=== Problem requirements ===
Gather all lines in the data that hold the string "screenshot".

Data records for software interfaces

::::::

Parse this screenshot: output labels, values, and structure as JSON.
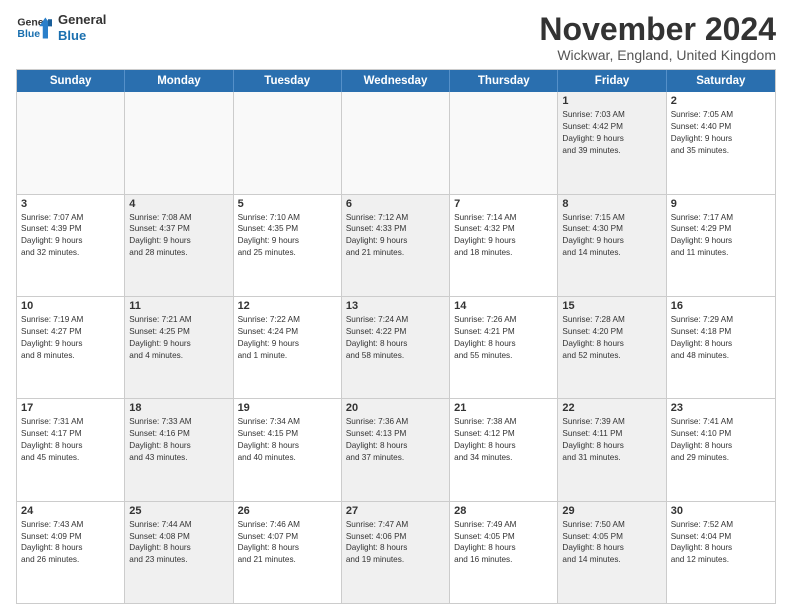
{
  "header": {
    "logo_line1": "General",
    "logo_line2": "Blue",
    "month_title": "November 2024",
    "location": "Wickwar, England, United Kingdom"
  },
  "weekdays": [
    "Sunday",
    "Monday",
    "Tuesday",
    "Wednesday",
    "Thursday",
    "Friday",
    "Saturday"
  ],
  "weeks": [
    [
      {
        "day": "",
        "info": "",
        "empty": true
      },
      {
        "day": "",
        "info": "",
        "empty": true
      },
      {
        "day": "",
        "info": "",
        "empty": true
      },
      {
        "day": "",
        "info": "",
        "empty": true
      },
      {
        "day": "",
        "info": "",
        "empty": true
      },
      {
        "day": "1",
        "info": "Sunrise: 7:03 AM\nSunset: 4:42 PM\nDaylight: 9 hours\nand 39 minutes.",
        "shaded": true
      },
      {
        "day": "2",
        "info": "Sunrise: 7:05 AM\nSunset: 4:40 PM\nDaylight: 9 hours\nand 35 minutes.",
        "shaded": false
      }
    ],
    [
      {
        "day": "3",
        "info": "Sunrise: 7:07 AM\nSunset: 4:39 PM\nDaylight: 9 hours\nand 32 minutes.",
        "shaded": false
      },
      {
        "day": "4",
        "info": "Sunrise: 7:08 AM\nSunset: 4:37 PM\nDaylight: 9 hours\nand 28 minutes.",
        "shaded": true
      },
      {
        "day": "5",
        "info": "Sunrise: 7:10 AM\nSunset: 4:35 PM\nDaylight: 9 hours\nand 25 minutes.",
        "shaded": false
      },
      {
        "day": "6",
        "info": "Sunrise: 7:12 AM\nSunset: 4:33 PM\nDaylight: 9 hours\nand 21 minutes.",
        "shaded": true
      },
      {
        "day": "7",
        "info": "Sunrise: 7:14 AM\nSunset: 4:32 PM\nDaylight: 9 hours\nand 18 minutes.",
        "shaded": false
      },
      {
        "day": "8",
        "info": "Sunrise: 7:15 AM\nSunset: 4:30 PM\nDaylight: 9 hours\nand 14 minutes.",
        "shaded": true
      },
      {
        "day": "9",
        "info": "Sunrise: 7:17 AM\nSunset: 4:29 PM\nDaylight: 9 hours\nand 11 minutes.",
        "shaded": false
      }
    ],
    [
      {
        "day": "10",
        "info": "Sunrise: 7:19 AM\nSunset: 4:27 PM\nDaylight: 9 hours\nand 8 minutes.",
        "shaded": false
      },
      {
        "day": "11",
        "info": "Sunrise: 7:21 AM\nSunset: 4:25 PM\nDaylight: 9 hours\nand 4 minutes.",
        "shaded": true
      },
      {
        "day": "12",
        "info": "Sunrise: 7:22 AM\nSunset: 4:24 PM\nDaylight: 9 hours\nand 1 minute.",
        "shaded": false
      },
      {
        "day": "13",
        "info": "Sunrise: 7:24 AM\nSunset: 4:22 PM\nDaylight: 8 hours\nand 58 minutes.",
        "shaded": true
      },
      {
        "day": "14",
        "info": "Sunrise: 7:26 AM\nSunset: 4:21 PM\nDaylight: 8 hours\nand 55 minutes.",
        "shaded": false
      },
      {
        "day": "15",
        "info": "Sunrise: 7:28 AM\nSunset: 4:20 PM\nDaylight: 8 hours\nand 52 minutes.",
        "shaded": true
      },
      {
        "day": "16",
        "info": "Sunrise: 7:29 AM\nSunset: 4:18 PM\nDaylight: 8 hours\nand 48 minutes.",
        "shaded": false
      }
    ],
    [
      {
        "day": "17",
        "info": "Sunrise: 7:31 AM\nSunset: 4:17 PM\nDaylight: 8 hours\nand 45 minutes.",
        "shaded": false
      },
      {
        "day": "18",
        "info": "Sunrise: 7:33 AM\nSunset: 4:16 PM\nDaylight: 8 hours\nand 43 minutes.",
        "shaded": true
      },
      {
        "day": "19",
        "info": "Sunrise: 7:34 AM\nSunset: 4:15 PM\nDaylight: 8 hours\nand 40 minutes.",
        "shaded": false
      },
      {
        "day": "20",
        "info": "Sunrise: 7:36 AM\nSunset: 4:13 PM\nDaylight: 8 hours\nand 37 minutes.",
        "shaded": true
      },
      {
        "day": "21",
        "info": "Sunrise: 7:38 AM\nSunset: 4:12 PM\nDaylight: 8 hours\nand 34 minutes.",
        "shaded": false
      },
      {
        "day": "22",
        "info": "Sunrise: 7:39 AM\nSunset: 4:11 PM\nDaylight: 8 hours\nand 31 minutes.",
        "shaded": true
      },
      {
        "day": "23",
        "info": "Sunrise: 7:41 AM\nSunset: 4:10 PM\nDaylight: 8 hours\nand 29 minutes.",
        "shaded": false
      }
    ],
    [
      {
        "day": "24",
        "info": "Sunrise: 7:43 AM\nSunset: 4:09 PM\nDaylight: 8 hours\nand 26 minutes.",
        "shaded": false
      },
      {
        "day": "25",
        "info": "Sunrise: 7:44 AM\nSunset: 4:08 PM\nDaylight: 8 hours\nand 23 minutes.",
        "shaded": true
      },
      {
        "day": "26",
        "info": "Sunrise: 7:46 AM\nSunset: 4:07 PM\nDaylight: 8 hours\nand 21 minutes.",
        "shaded": false
      },
      {
        "day": "27",
        "info": "Sunrise: 7:47 AM\nSunset: 4:06 PM\nDaylight: 8 hours\nand 19 minutes.",
        "shaded": true
      },
      {
        "day": "28",
        "info": "Sunrise: 7:49 AM\nSunset: 4:05 PM\nDaylight: 8 hours\nand 16 minutes.",
        "shaded": false
      },
      {
        "day": "29",
        "info": "Sunrise: 7:50 AM\nSunset: 4:05 PM\nDaylight: 8 hours\nand 14 minutes.",
        "shaded": true
      },
      {
        "day": "30",
        "info": "Sunrise: 7:52 AM\nSunset: 4:04 PM\nDaylight: 8 hours\nand 12 minutes.",
        "shaded": false
      }
    ]
  ]
}
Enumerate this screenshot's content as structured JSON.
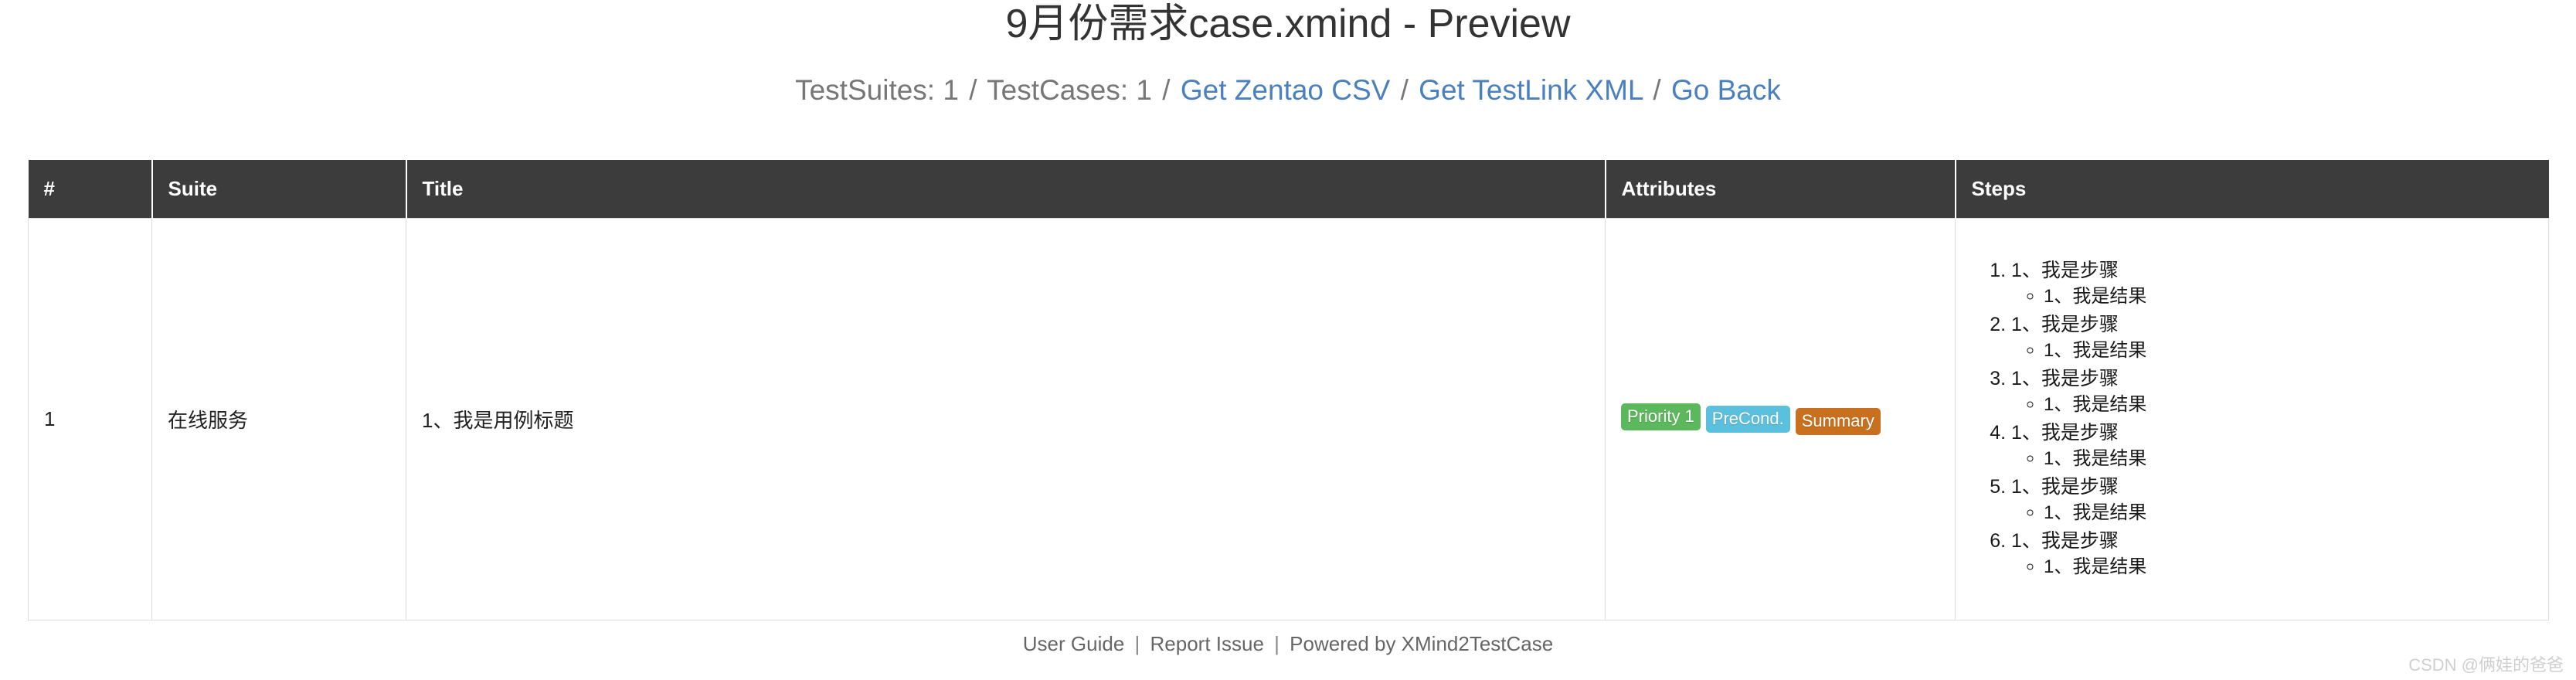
{
  "header": {
    "title": "9月份需求case.xmind - Preview",
    "summary": {
      "testsuites_label": "TestSuites: 1",
      "testcases_label": "TestCases: 1",
      "separator": "/",
      "links": [
        {
          "label": "Get Zentao CSV"
        },
        {
          "label": "Get TestLink XML"
        },
        {
          "label": "Go Back"
        }
      ]
    }
  },
  "table": {
    "columns": [
      {
        "key": "index",
        "label": "#"
      },
      {
        "key": "suite",
        "label": "Suite"
      },
      {
        "key": "title",
        "label": "Title"
      },
      {
        "key": "attributes",
        "label": "Attributes"
      },
      {
        "key": "steps",
        "label": "Steps"
      }
    ],
    "rows": [
      {
        "index": "1",
        "suite": "在线服务",
        "title": "1、我是用例标题",
        "attributes": [
          {
            "label": "Priority 1",
            "color": "#5cb85c",
            "kind": "priority"
          },
          {
            "label": "PreCond.",
            "color": "#5bc0de",
            "kind": "precondition"
          },
          {
            "label": "Summary",
            "color": "#c8701e",
            "kind": "summary"
          }
        ],
        "steps": [
          {
            "action": "1、我是步骤",
            "expected": "1、我是结果"
          },
          {
            "action": "1、我是步骤",
            "expected": "1、我是结果"
          },
          {
            "action": "1、我是步骤",
            "expected": "1、我是结果"
          },
          {
            "action": "1、我是步骤",
            "expected": "1、我是结果"
          },
          {
            "action": "1、我是步骤",
            "expected": "1、我是结果"
          },
          {
            "action": "1、我是步骤",
            "expected": "1、我是结果"
          }
        ]
      }
    ]
  },
  "footer": {
    "links": [
      {
        "label": "User Guide"
      },
      {
        "label": "Report Issue"
      },
      {
        "label": "Powered by XMind2TestCase"
      }
    ],
    "separator": "|"
  },
  "watermark": {
    "text": "CSDN @俩娃的爸爸"
  },
  "theme": {
    "header_bg": "#3c3c3c",
    "link_color": "#4a80c0",
    "border_color": "#dddddd",
    "muted_text": "#777777"
  }
}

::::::

=== Answer section ===
Parse this screenshot: output labels, values, and structure as JSON.
Enumerate this screenshot's content as structured JSON.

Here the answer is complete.